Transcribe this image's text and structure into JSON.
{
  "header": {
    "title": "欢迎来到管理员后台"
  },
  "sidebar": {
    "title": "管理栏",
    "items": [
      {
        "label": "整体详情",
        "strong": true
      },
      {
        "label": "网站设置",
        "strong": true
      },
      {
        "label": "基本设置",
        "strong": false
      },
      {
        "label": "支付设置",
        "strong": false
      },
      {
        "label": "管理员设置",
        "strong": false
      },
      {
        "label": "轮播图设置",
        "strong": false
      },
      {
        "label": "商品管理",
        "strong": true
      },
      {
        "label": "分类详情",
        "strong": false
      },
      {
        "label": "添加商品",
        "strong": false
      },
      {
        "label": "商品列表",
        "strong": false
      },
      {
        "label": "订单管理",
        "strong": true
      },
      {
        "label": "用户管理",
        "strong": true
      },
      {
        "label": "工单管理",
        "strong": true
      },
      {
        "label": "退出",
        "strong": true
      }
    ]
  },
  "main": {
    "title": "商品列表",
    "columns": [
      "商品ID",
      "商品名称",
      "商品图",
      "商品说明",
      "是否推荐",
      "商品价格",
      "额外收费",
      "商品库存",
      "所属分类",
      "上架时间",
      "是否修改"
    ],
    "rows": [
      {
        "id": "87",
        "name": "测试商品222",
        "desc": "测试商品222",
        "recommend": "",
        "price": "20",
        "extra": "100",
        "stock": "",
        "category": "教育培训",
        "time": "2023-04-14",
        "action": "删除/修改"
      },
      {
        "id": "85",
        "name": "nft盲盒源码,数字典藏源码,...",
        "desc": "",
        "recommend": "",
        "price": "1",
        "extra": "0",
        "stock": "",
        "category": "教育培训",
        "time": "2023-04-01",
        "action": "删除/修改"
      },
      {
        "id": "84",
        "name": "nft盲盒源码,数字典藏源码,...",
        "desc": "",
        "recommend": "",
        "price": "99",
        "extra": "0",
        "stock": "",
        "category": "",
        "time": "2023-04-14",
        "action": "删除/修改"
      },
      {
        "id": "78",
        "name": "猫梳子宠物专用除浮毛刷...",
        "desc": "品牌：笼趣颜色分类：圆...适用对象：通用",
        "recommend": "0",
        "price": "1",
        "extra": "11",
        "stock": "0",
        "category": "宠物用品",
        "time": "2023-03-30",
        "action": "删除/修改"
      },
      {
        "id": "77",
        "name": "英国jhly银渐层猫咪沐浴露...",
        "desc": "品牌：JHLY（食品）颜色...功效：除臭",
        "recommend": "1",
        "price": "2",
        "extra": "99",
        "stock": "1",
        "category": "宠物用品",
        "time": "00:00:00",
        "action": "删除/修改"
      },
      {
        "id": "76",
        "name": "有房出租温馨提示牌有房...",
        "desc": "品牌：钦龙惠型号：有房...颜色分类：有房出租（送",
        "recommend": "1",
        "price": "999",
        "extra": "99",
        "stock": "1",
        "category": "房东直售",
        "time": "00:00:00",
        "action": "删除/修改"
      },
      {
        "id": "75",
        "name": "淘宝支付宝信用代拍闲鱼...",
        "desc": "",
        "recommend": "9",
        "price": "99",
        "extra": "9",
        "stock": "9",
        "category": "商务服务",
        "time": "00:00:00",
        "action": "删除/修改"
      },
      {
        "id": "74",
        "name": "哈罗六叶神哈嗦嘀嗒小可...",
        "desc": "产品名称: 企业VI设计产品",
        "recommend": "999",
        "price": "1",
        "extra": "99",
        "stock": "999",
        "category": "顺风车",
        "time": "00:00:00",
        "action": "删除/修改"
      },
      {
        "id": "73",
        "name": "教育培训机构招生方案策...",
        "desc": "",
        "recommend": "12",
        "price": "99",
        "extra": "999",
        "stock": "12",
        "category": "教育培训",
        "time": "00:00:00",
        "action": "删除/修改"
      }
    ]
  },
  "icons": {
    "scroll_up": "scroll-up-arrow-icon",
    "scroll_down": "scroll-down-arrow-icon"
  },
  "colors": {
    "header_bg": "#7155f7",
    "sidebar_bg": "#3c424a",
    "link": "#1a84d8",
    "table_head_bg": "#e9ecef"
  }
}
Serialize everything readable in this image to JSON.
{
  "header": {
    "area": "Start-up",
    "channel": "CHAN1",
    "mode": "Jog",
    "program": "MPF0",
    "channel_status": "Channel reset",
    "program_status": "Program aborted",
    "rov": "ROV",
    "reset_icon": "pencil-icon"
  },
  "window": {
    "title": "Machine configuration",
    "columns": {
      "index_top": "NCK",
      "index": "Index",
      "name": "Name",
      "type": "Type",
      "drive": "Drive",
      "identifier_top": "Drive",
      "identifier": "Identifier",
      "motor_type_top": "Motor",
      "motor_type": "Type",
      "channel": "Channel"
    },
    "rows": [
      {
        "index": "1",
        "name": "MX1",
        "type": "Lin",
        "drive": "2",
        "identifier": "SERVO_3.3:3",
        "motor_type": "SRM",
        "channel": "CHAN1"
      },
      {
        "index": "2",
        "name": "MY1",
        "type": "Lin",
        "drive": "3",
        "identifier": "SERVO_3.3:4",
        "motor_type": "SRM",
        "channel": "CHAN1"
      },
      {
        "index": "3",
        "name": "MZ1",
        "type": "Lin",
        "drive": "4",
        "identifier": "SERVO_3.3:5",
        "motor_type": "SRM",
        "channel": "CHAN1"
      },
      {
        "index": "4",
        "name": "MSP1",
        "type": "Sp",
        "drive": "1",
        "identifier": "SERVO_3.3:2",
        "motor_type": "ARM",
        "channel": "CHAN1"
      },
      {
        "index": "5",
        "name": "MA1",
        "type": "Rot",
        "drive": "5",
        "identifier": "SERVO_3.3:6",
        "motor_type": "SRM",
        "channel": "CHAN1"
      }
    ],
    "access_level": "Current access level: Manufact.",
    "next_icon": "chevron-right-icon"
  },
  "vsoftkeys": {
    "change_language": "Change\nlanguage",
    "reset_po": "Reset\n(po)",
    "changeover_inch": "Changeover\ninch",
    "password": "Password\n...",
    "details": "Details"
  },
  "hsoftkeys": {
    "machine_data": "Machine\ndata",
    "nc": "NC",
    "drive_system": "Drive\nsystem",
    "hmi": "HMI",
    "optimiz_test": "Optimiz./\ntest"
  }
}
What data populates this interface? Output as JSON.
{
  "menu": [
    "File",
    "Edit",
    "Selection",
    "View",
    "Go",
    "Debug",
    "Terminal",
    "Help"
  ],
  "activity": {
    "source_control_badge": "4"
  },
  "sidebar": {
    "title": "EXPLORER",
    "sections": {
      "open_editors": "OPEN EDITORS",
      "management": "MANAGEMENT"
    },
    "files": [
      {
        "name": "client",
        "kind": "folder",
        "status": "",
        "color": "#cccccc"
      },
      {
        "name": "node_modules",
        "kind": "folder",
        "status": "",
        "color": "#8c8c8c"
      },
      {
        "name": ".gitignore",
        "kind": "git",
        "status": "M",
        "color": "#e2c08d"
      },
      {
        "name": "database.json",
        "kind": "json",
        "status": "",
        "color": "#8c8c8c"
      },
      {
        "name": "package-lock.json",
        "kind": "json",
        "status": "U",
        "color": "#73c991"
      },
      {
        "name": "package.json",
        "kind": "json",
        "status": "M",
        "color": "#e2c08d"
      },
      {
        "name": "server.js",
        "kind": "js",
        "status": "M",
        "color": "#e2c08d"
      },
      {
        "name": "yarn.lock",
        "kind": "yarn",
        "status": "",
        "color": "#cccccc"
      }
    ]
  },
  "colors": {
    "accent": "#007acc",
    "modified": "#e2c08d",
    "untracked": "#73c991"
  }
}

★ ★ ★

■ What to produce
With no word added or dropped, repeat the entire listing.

■ Response area
Transcribe this image's text and structure into JSON.
{
  "header": {
    "title": "欢迎来到管理员后台"
  },
  "sidebar": {
    "title": "管理栏",
    "items": [
      {
        "label": "整体详情",
        "strong": true
      },
      {
        "label": "网站设置",
        "strong": true
      },
      {
        "label": "基本设置",
        "strong": false
      },
      {
        "label": "支付设置",
        "strong": false
      },
      {
        "label": "管理员设置",
        "strong": false
      },
      {
        "label": "轮播图设置",
        "strong": false
      },
      {
        "label": "商品管理",
        "strong": true
      },
      {
        "label": "分类详情",
        "strong": false
      },
      {
        "label": "添加商品",
        "strong": false
      },
      {
        "label": "商品列表",
        "strong": false
      },
      {
        "label": "订单管理",
        "strong": true
      },
      {
        "label": "用户管理",
        "strong": true
      },
      {
        "label": "工单管理",
        "strong": true
      },
      {
        "label": "退出",
        "strong": true
      }
    ]
  },
  "main": {
    "title": "商品列表",
    "columns": [
      "商品ID",
      "商品名称",
      "商品图",
      "商品说明",
      "是否推荐",
      "商品价格",
      "额外收费",
      "商品库存",
      "所属分类",
      "上架时间",
      "是否修改"
    ],
    "rows": [
      {
        "id": "87",
        "name": "测试商品222",
        "desc": "测试商品222",
        "recommend": "",
        "price": "20",
        "extra": "100",
        "stock": "",
        "category": "教育培训",
        "time": "2023-04-14",
        "action": "删除/修改"
      },
      {
        "id": "85",
        "name": "nft盲盒源码,数字典藏源码,...",
        "desc": "",
        "recommend": "",
        "price": "1",
        "extra": "0",
        "stock": "",
        "category": "教育培训",
        "time": "2023-04-01",
        "action": "删除/修改"
      },
      {
        "id": "84",
        "name": "nft盲盒源码,数字典藏源码,...",
        "desc": "",
        "recommend": "",
        "price": "99",
        "extra": "0",
        "stock": "",
        "category": "",
        "time": "2023-04-14",
        "action": "删除/修改"
      },
      {
        "id": "78",
        "name": "猫梳子宠物专用除浮毛刷...",
        "desc": "品牌：笼趣颜色分类：圆...适用对象：通用",
        "recommend": "0",
        "price": "1",
        "extra": "11",
        "stock": "0",
        "category": "宠物用品",
        "time": "2023-03-30",
        "action": "删除/修改"
      },
      {
        "id": "77",
        "name": "英国jhly银渐层猫咪沐浴露...",
        "desc": "品牌：JHLY（食品）颜色...功效：除臭",
        "recommend": "1",
        "price": "2",
        "extra": "99",
        "stock": "1",
        "category": "宠物用品",
        "time": "00:00:00",
        "action": "删除/修改"
      },
      {
        "id": "76",
        "name": "有房出租温馨提示牌有房...",
        "desc": "品牌：钦龙惠型号：有房...颜色分类：有房出租（送",
        "recommend": "1",
        "price": "999",
        "extra": "99",
        "stock": "1",
        "category": "房东直售",
        "time": "00:00:00",
        "action": "删除/修改"
      },
      {
        "id": "75",
        "name": "淘宝支付宝信用代拍闲鱼...",
        "desc": "",
        "recommend": "9",
        "price": "99",
        "extra": "9",
        "stock": "9",
        "category": "商务服务",
        "time": "00:00:00",
        "action": "删除/修改"
      },
      {
        "id": "74",
        "name": "哈罗六叶神哈嗦嘀嗒小可...",
        "desc": "产品名称: 企业VI设计产品",
        "recommend": "999",
        "price": "1",
        "extra": "99",
        "stock": "999",
        "category": "顺风车",
        "time": "00:00:00",
        "action": "删除/修改"
      },
      {
        "id": "73",
        "name": "教育培训机构招生方案策...",
        "desc": "",
        "recommend": "12",
        "price": "99",
        "extra": "999",
        "stock": "12",
        "category": "教育培训",
        "time": "00:00:00",
        "action": "删除/修改"
      }
    ]
  },
  "icons": {
    "scroll_up": "scroll-up-arrow-icon",
    "scroll_down": "scroll-down-arrow-icon"
  },
  "colors": {
    "header_bg": "#7155f7",
    "sidebar_bg": "#3c424a",
    "link": "#1a84d8",
    "table_head_bg": "#e9ecef"
  }
}
Serialize everything readable in this image to JSON.
{
  "header": {
    "area": "Start-up",
    "channel": "CHAN1",
    "mode": "Jog",
    "program": "MPF0",
    "channel_status": "Channel reset",
    "program_status": "Program aborted",
    "rov": "ROV",
    "reset_icon": "pencil-icon"
  },
  "window": {
    "title": "Machine configuration",
    "columns": {
      "index_top": "NCK",
      "index": "Index",
      "name": "Name",
      "type": "Type",
      "drive": "Drive",
      "identifier_top": "Drive",
      "identifier": "Identifier",
      "motor_type_top": "Motor",
      "motor_type": "Type",
      "channel": "Channel"
    },
    "rows": [
      {
        "index": "1",
        "name": "MX1",
        "type": "Lin",
        "drive": "2",
        "identifier": "SERVO_3.3:3",
        "motor_type": "SRM",
        "channel": "CHAN1"
      },
      {
        "index": "2",
        "name": "MY1",
        "type": "Lin",
        "drive": "3",
        "identifier": "SERVO_3.3:4",
        "motor_type": "SRM",
        "channel": "CHAN1"
      },
      {
        "index": "3",
        "name": "MZ1",
        "type": "Lin",
        "drive": "4",
        "identifier": "SERVO_3.3:5",
        "motor_type": "SRM",
        "channel": "CHAN1"
      },
      {
        "index": "4",
        "name": "MSP1",
        "type": "Sp",
        "drive": "1",
        "identifier": "SERVO_3.3:2",
        "motor_type": "ARM",
        "channel": "CHAN1"
      },
      {
        "index": "5",
        "name": "MA1",
        "type": "Rot",
        "drive": "5",
        "identifier": "SERVO_3.3:6",
        "motor_type": "SRM",
        "channel": "CHAN1"
      }
    ],
    "access_level": "Current access level: Manufact.",
    "next_icon": "chevron-right-icon"
  },
  "vsoftkeys": {
    "change_language": "Change\nlanguage",
    "reset_po": "Reset\n(po)",
    "changeover_inch": "Changeover\ninch",
    "password": "Password\n...",
    "details": "Details"
  },
  "hsoftkeys": {
    "machine_data": "Machine\ndata",
    "nc": "NC",
    "drive_system": "Drive\nsystem",
    "hmi": "HMI",
    "optimiz_test": "Optimiz./\ntest"
  }
}
What data populates this interface? Output as JSON.
{
  "menu": [
    "File",
    "Edit",
    "Selection",
    "View",
    "Go",
    "Debug",
    "Terminal",
    "Help"
  ],
  "activity": {
    "source_control_badge": "4"
  },
  "sidebar": {
    "title": "EXPLORER",
    "sections": {
      "open_editors": "OPEN EDITORS",
      "management": "MANAGEMENT"
    },
    "files": [
      {
        "name": "client",
        "kind": "folder",
        "status": "",
        "color": "#cccccc"
      },
      {
        "name": "node_modules",
        "kind": "folder",
        "status": "",
        "color": "#8c8c8c"
      },
      {
        "name": ".gitignore",
        "kind": "git",
        "status": "M",
        "color": "#e2c08d"
      },
      {
        "name": "database.json",
        "kind": "json",
        "status": "",
        "color": "#8c8c8c"
      },
      {
        "name": "package-lock.json",
        "kind": "json",
        "status": "U",
        "color": "#73c991"
      },
      {
        "name": "package.json",
        "kind": "json",
        "status": "M",
        "color": "#e2c08d"
      },
      {
        "name": "server.js",
        "kind": "js",
        "status": "M",
        "color": "#e2c08d"
      },
      {
        "name": "yarn.lock",
        "kind": "yarn",
        "status": "",
        "color": "#cccccc"
      }
    ]
  },
  "colors": {
    "accent": "#007acc",
    "modified": "#e2c08d",
    "untracked": "#73c991"
  }
}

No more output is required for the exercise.